Strengths and limitations
Our study has some strengths and limitations. To our knowledge, there were relatively few studies on the joint effects of sleep and PA on risk of dyslipidaemia. This study was based on a survey of chronic disease and nutrition in Chinese adults, covered urban, agricultural and pastoral areas in Inner Mongolia. The participants were recruited consecutively used multistage cluster random sampling, which were generally representative. However, our study was a cross-sectional study, which only showed the relationship between sleep, PA and the risk of dyslipidaemia, not the causal association. In our study, self-reported sleep was measured by a questionnaire that included five questions. Although, these five questions consist all dimensions of the widely employed PSQI, there were some biases in our results due to no special scale used. Therefore, it is necessary to conduct more prospective and experimental research on the joint effects of sleep and PA on the risk of dyslipidaemia in women in the perimenopausal period.
In women aged 45–55 years, the joint effects of self-reported sleep and PA on risk of dyslipidaemia were more marked for sleep than for PA. Women aged 45–55 years with sleep problems and low PA should be given more attention. Modifiable PA is a widely accessible and effective intervention to reduce the risk of dyslipidaemia in women with sleep problems, particularly among women during the perimenopausal period. The study can provide some effective suggestions for the management of dyslipidaemia in perimenopausal women. Further research is warranted to identify available services for perimenopausal women to improve their quality of life.
Data availability statement
No data are available.
Patient consent for publication
The Chronic Disease and Nutrition Monitoring in Adults in 2015 programme protocols were approved by the Ethical Committee of the National Institute for Chinese Center for Disease Control and Prevention (201519-A). Participants gave informed consent to participate in the study before taking part.
We thank all participants and investigators for the Chronic Disease and Nutrition Monitoring in Adults in Inner Mongolia in 2015. We also thank Min Yang and Yanling Wang for their contributions to the article, they contributed to revising the manuscript and providing some useful suggestions for review.
SD and YS contributed equally.
Contributors XW contributed to conceiving the study concept and design and was responsible for the overall content as the guarantor. SD and YS analysed the data and wrote the first draft of the paper. All authors (SD, YS, DZ, JW, HZ and XW) contributed to the interpretation of data and were involved revising the manuscript critically for important intellectual content. All authors gave a final approval of the version to be published and agreed to be accountable for all aspects of the work. The authors declared that they had no conflict of interests.
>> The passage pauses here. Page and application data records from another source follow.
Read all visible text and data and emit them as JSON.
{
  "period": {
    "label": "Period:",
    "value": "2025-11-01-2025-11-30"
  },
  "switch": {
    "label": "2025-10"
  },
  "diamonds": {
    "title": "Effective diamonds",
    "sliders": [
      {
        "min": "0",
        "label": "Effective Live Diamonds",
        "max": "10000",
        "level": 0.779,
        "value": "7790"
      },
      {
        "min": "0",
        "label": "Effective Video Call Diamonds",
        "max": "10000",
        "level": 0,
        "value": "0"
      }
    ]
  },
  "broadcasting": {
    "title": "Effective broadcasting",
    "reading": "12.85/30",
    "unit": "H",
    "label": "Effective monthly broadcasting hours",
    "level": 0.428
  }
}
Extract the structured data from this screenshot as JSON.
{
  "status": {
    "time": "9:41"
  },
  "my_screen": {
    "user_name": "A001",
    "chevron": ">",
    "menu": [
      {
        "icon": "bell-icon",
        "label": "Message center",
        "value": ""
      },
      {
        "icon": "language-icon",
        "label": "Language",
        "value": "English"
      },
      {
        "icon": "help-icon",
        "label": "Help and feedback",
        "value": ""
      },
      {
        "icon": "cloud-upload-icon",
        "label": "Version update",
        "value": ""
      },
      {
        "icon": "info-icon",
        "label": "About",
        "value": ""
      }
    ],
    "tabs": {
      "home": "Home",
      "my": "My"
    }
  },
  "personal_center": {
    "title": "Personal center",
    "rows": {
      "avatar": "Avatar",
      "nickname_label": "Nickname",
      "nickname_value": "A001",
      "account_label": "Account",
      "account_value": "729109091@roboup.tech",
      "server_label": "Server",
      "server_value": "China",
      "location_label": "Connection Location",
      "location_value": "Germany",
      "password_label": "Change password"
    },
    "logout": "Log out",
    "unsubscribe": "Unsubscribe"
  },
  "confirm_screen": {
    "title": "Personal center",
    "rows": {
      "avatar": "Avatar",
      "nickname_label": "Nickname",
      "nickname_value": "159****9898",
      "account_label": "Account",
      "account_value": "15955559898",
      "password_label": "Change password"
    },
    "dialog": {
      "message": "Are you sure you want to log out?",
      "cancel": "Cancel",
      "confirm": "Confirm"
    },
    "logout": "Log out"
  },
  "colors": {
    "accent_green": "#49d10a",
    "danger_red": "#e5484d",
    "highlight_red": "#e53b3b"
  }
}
Funding This study was supported by the National Natural Science Foundation of China, grant number 81960603. (Study on the Mechanism of NAMPT Regulated by Hyperglycemia and CpnT Promoting Macrophage Death in Diabetes with Pulmonary Tuberculosis Infection.)
Competing interests None declared.
Patient and public involvement Patients and/or the public were not involved in the design, or conduct, or reporting, or dissemination plans of this research.
Provenance and peer review Not commissioned; externally peer reviewed.